S (Solid Earth Sciences) » S-IT Science of the Earth's Interior & Tectonophysics
[S-IT26] [EE] Fluid-mediated processes and properties near convergent plate boundaries
Sat. May 20, 2017 5:15 PM - 6:30 PM Poster Hall (International Exhibition Hall HALL7)
Subduction of plates near convergent plate boundaries, causing earthquakes, metamorphism and volcanism, is a unique process that distinguishes the Earth from other terrestrial planets. Subduction also plays a major role in the long-term evolution of Earth, such as continental growth and global material cycling.
Volatiles such as water and carbon dioxide in subduction zone environments are key to understanding these processes.
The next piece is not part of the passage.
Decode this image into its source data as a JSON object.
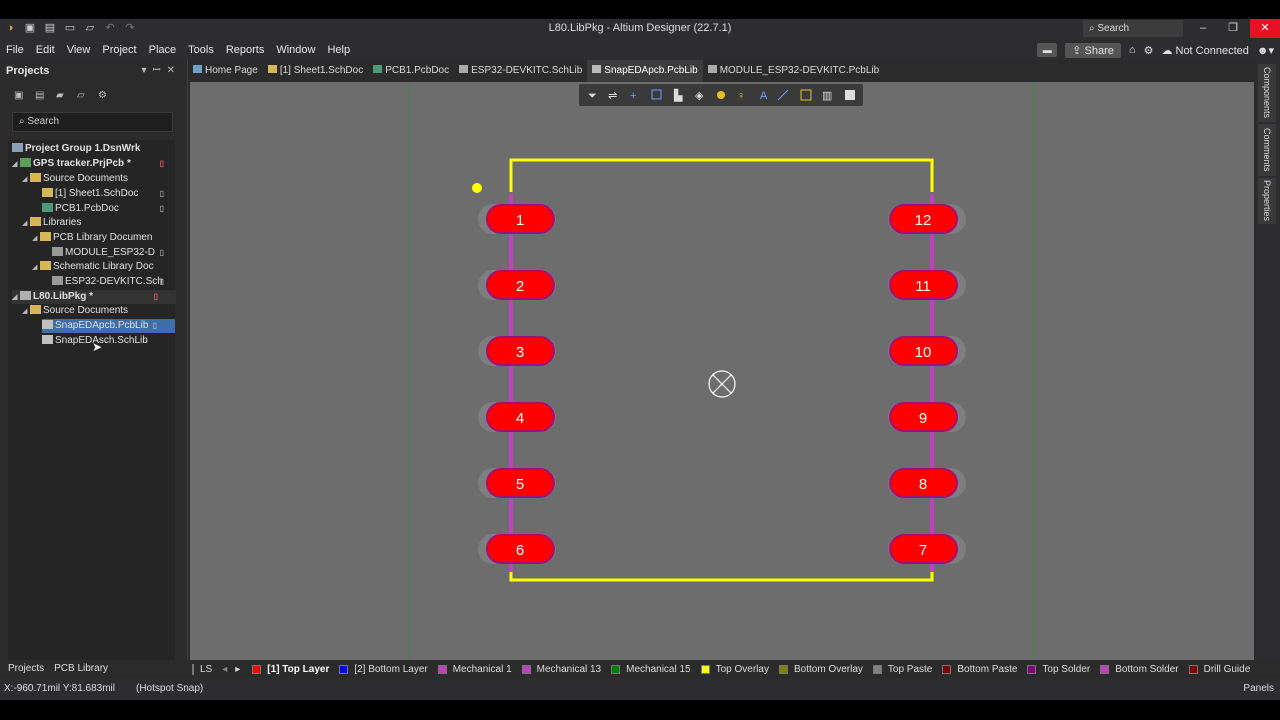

Release of volatiles from subducting slabs reactions causes changes in bulk composition, volume, and elastic properties of the residual devolatilized rocks as well as changes the rocks through which released fluids migrate. Those properties, together with the intergranular pore fluid, govern the physical-chemical structure (seismic velocities, density, shear strength, and compressibility) and the dynamics (subduction motion, mantle flow, fluid migration, and melting). For example, fluid interconnectivity controls the extent to which the fluid fluxes melting in and above subducting slabs, as well as viscosity structure in the mantle wedge. Fluid transport also causes changes in major element composition, phase relations, and trace and isotopic signatures, of slab materials and of the melting regions, affecting, therefore, physical properties and chemistry of arc magmas, and ultimately the continental crust. The devolatilized rocks also undergo significant modification in physical and chemical properties, and cycle back into the deep mantle, which may contribute to a global mantle structure and dynamics. Thus, these fluid-mediated changes cause a huge impact on a wide range of phenomena.
We welcome approaches including observations, experiments and theory to aid our understanding of fluid-mediated processes in and near subduction zones, bringing together contributions from material science, petrology, geophysics, tectonics, geodynamics, and Earth system science, to examine the causes and consequences of subduction.
Ryota Abe1, Yuki Shibazaki2, Shin Ozawa1, Itaru Ohira1, Hiromu Tobe1, *Akio Suzuki1 (1.Department of Earth and Planetary Materials Science, Faculty of Science, Tohoku University, 2.Frontier Research Institute for Interdisciplinary Sciences, Tohoku University)